After Hyattsville, Maryland, officially declared itself the state’s second sanctuary city April 17, the next step for councilmembers will be to educate residents on exactly what it does and what it does not mean to be a sanctuary city.
“Whenever I get a chance, I will remind people and educate people on what it means that we are a sanctuary city,” Hyattsville City Council president Edouard Haba said. “It doesn’t mean that we will, in any way or form, prevent the federal government from coming to Hyattsville. If they decide to come conduct immigration enforcement action in Hyattsville, we can’t fight them on that.”
Councilmember Kevin Ward attributes some of residents’ opposition to becoming a sanctuary city to misconceptions and a lack of knowledge about what sanctuary cities actually are.
“There’s a gap in the public’s understanding of what it means to be a sanctuary city,” Ward said.
He hopes to clarify any misunderstandings regarding what Hyattsville can and cannot do as a sanctuary city.
“This does not extend an extra right,” Ward said. “You can’t be here, be a criminal, and not get deported. You will get deported if you are a criminal, but you won’t be deported based strictly on your citizenship status, because we will not be asking for that.”
Essentially, most residents should not notice any change in the way that the city operates, because Hyattsville police officers already choose not to ask about residents’ immigration status, councilmember Patrick Paschall said.
“The reality is that most residents don’t know that that’s already a longstanding practice that we have,” Paschall said. “The point of the sanctuary city legislation is to codify what is already a longstanding practice, and hopefully build some community trust in our police department.”
Residents like Ben Simiasak were in favor of the decision to become a sanctuary city. Simiasak, whose wife is an immigrant, supported the sanctuary city ordinance because he wants residents to be able to trust the police.
“I think it’s very important that cities, communities [and] states stand up and raise their voice to protect all of the residents in defiance of the new administration,” Simiasak said. “Immigrants make this country stronger.”
Resident Leigh Barlow, however, opposed becoming a sanctuary city. Barlow stressed that she does not “have a problem with immigrants,” as Hyattsville is a “multicultural environment.” In 2015, approximately 34 percent of Hyattsville’s population was either not a U.S. citizen or not born in the U.S., according to the U.S. Census Bureau.
“I don’t want anybody to get taken away, but what I would do is help them become citizens,” Barlow said. “I have a lot of friends that came in and got their citizenship, and this is a slap in the face to them.”
One of the concerns that Barlow and others have is the possibility of losing federal funding. President Trump’s Jan. 25 executive order threatened to withhold federal grants from sanctuary cities and local governments that do not comply with federal immigration activities.
“There’s really no telling how much money we could lose,” councilmember Paula Perry said.
In the past, federal grant money has been used to update the police communications systems and offset the cost of emergency services such as storm cleanup.

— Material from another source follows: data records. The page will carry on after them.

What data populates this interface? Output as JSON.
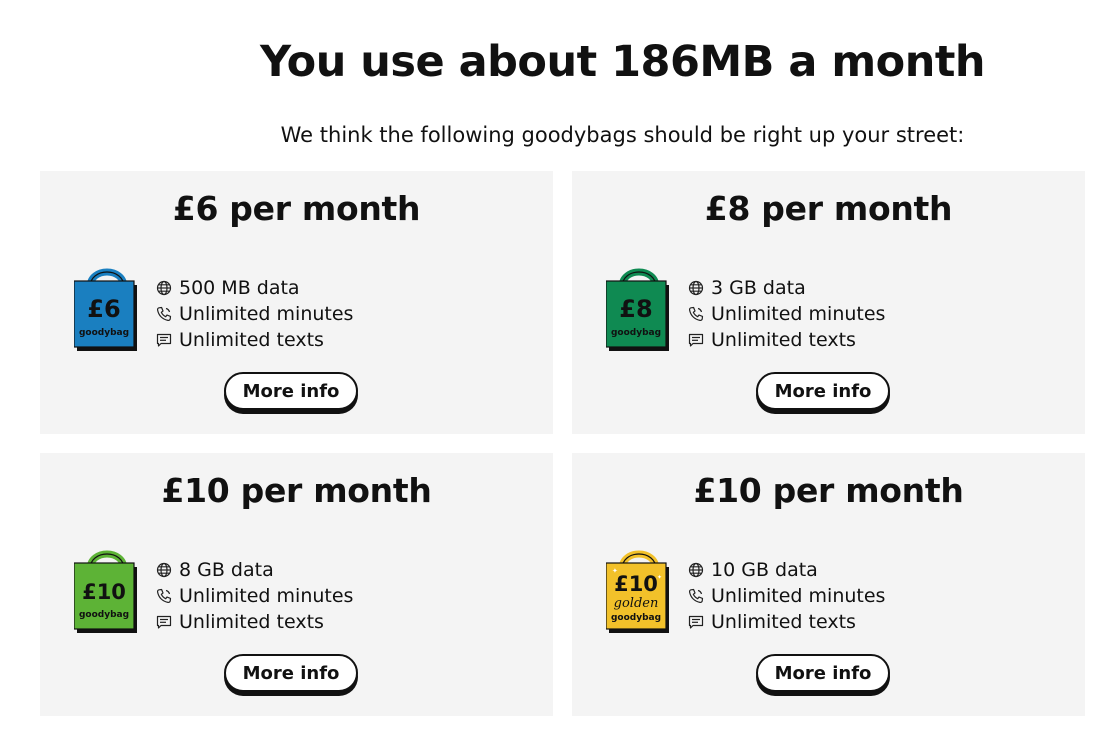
{
  "headline": "You use about 186MB a month",
  "subtitle": "We think the following goodybags should be right up your street:",
  "plans": [
    {
      "price": "£6 per month",
      "bag_amount": "£6",
      "bag_brand": "goodybag",
      "bag_golden": "",
      "bag_color": "#1a7fc0",
      "data": "500 MB data",
      "minutes": "Unlimited minutes",
      "texts": "Unlimited texts",
      "button": "More info"
    },
    {
      "price": "£8 per month",
      "bag_amount": "£8",
      "bag_brand": "goodybag",
      "bag_golden": "",
      "bag_color": "#0f8a52",
      "data": "3 GB data",
      "minutes": "Unlimited minutes",
      "texts": "Unlimited texts",
      "button": "More info"
    },
    {
      "price": "£10 per month",
      "bag_amount": "£10",
      "bag_brand": "goodybag",
      "bag_golden": "",
      "bag_color": "#5db336",
      "data": "8 GB data",
      "minutes": "Unlimited minutes",
      "texts": "Unlimited texts",
      "button": "More info"
    },
    {
      "price": "£10 per month",
      "bag_amount": "£10",
      "bag_brand": "goodybag",
      "bag_golden": "golden",
      "bag_color": "#f2c12a",
      "data": "10 GB data",
      "minutes": "Unlimited minutes",
      "texts": "Unlimited texts",
      "button": "More info"
    }
  ],
  "icons": {
    "data": "globe-icon",
    "minutes": "phone-icon",
    "texts": "message-icon"
  }
}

Over the past five years, the federal government funded an average of $22,000 per year, which makes up about 0.1 percent of the city’s yearly budget, according to Pascall.
“The amount of dollars at stake here is just not significant,” Pascall said.
A federal judge in San Francisco temporarily halted President Trump’s executive order April 25, causing further confusion on whether Hyattsville will actually lose federal grant money.
“It’s not clear that the executive order that threatens the federal funding for sanctuary cities is constitutional,” Pascall said. “There’s a larger question over whether or not any finding is at risk.”
Featured image from Elvert Xavier Barnes Photography, Hyattsville Arts District Project, via Flickr.